There’s a renewed sense of confidence in the property sector following the Conservative election victory last week. In this blog, I look at what its election manifesto says about housing and how this may impact developers, housebuilders and the housing market.
It didn’t take long to find out what the property industry thought about the Conservatives’ election victory. Shares in housebuilders made some of the biggest gains on the FTSE 100 on Friday morning with Persimmon rising 12.9%, Taylor Wimpey up by 11.4% and Redrow by 9.5%. And estate agents reported a surge in buyer confidence, with north London agent Glentree reporting that buyers from Asia and eastern Europe had agreed to respective £28m and £25m house purchases immediately after the result.
The mood of post-election optimism was summed up on Friday by Nick Burchett, co-fund manager at Cavendish Asset Management, who said: “Less of the oven ready, and more of the shovel ready for housebuilders this morning following the Tory victory. Tax incentives, such as the 30% discount for first-time buyers, is likely to get transactions moving imminently and demand for construction labour will also increase.”
The 30% discount for first-time buyers Burchett refers to is one of the pledges in the Conservative manifesto, which says: “We will offer more homes to local families, enabling councils to use developers’ contributions via the planning process to discount homes in perpetuity by a third for local people who cannot otherwise afford to buy in their area. Councils could use this to prioritise key workers in their area, like police, nurses and teachers.”

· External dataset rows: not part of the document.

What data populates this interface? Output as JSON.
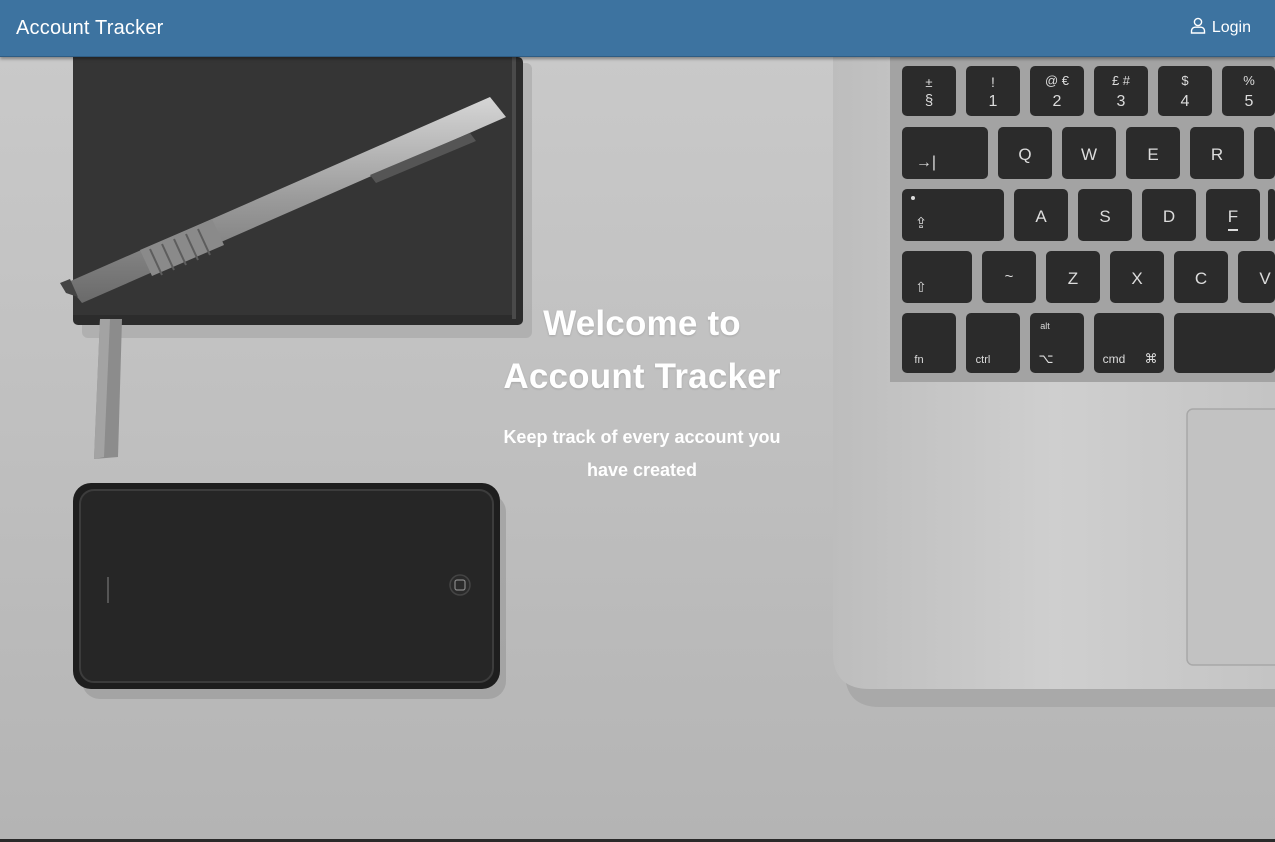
{
  "navbar": {
    "brand": "Account Tracker",
    "login_label": "Login",
    "login_icon": "user-icon",
    "background": "#3d73a0"
  },
  "hero": {
    "title_line1": "Welcome to",
    "title_line2": "Account Tracker",
    "subtitle": "Keep track of every account you have created"
  },
  "keyboard": {
    "row1": [
      [
        "±",
        "§"
      ],
      [
        "!",
        "1"
      ],
      [
        "@ €",
        "2"
      ],
      [
        "£ #",
        "3"
      ],
      [
        "$",
        "4"
      ],
      [
        "%",
        "5"
      ]
    ],
    "row2": [
      "→|",
      "Q",
      "W",
      "E",
      "R"
    ],
    "row3": [
      "⇪",
      "A",
      "S",
      "D",
      "F"
    ],
    "row4": [
      "⇧",
      "~",
      "Z",
      "X",
      "C",
      "V"
    ],
    "row5": [
      "fn",
      "ctrl",
      "alt",
      "⌥",
      "cmd",
      "⌘"
    ]
  }
}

Laudable as this sounds, as ever with broad pledges such as this the devil will be in the detail. What does “local people” mean in this context, for example? As Savills has pointed out, “it remains unclear how much demand there will be from banks to lend on these properties, particularly if they are restricted to local people if they need to sell the property on”.
What else can we expect from the new government in relation to the housing market?
Getting on the housing ladder
The manifesto identifies that the biggest problem young people face in getting on the property ladder is the deposit. To overcome this, the manifesto says it will “encourage a new market in long-term fixed-rate mortgages which slash the cost of deposits, opening up a secure path to home ownership for first-time buyers in all parts of the United Kingdom”.
There’s no doubt developers would welcome a new tranche of first-time buyers so it will be interesting to see how effectively the government is able to “encourage” this new mortgage market. At least developers can take comfort in the Conservatives’ commitment to extend Help to Buy to 2023 and “review new ways to support home ownership following its completion”.
300,000 new homes a year
What about the bigger picture, the all-important number of homes built per year? The Conservatives say they remain committed to progress towards its target of 300,000 new homes per year by the mid-2020s, but soften this by saying it will build at least a million more homes over the next parliament, i.e. only 200,000 a year (compared to 241,000 in 2018/2019).
Numbers alone don’t tell the whole story, and it is vital that new homes are supported by the appropriate infrastructure. The manifesto pledges “infrastructure first” and says: “We will amend planning rules so that the infrastructure – roads, schools, GP surgeries – comes before people move into new homes. And our new £10 billion Single Housing Infrastructure Fund will help deliver it faster.”
This is welcomed, as is the promise to overcome one of the biggest obstacles to building new homes, namely the chronically flawed planning system. The manifesto says it will “make the planning system simpler for the public and small builders”. If they can pull this off, it will make a huge difference. Also applauded is the undertaking to support self- and custom-built homes and modern methods of construction.
Affordable homes and a stamp duty surcharge
Finally, the manifesto commits to renewing the Affordable Homes Programme to support the delivery of “hundreds of thousands of affordable homes. This is a key part of our efforts to prevent people from falling into homelessness.”
Interestingly, in light of the news of foreign buyers referred to earlier, the manifesto promises to pay for these affordable homes by bringing in a stamp duty surcharge on “non-UK resident buyers”.
Let’s hope the delivery lives up to the promises. If it does, we can expect a sense of energy and confidence to return to the housebuilding market after three years of limbo and uncertainty.
If you would like to discuss mezzanine finance for your development, please contact us now.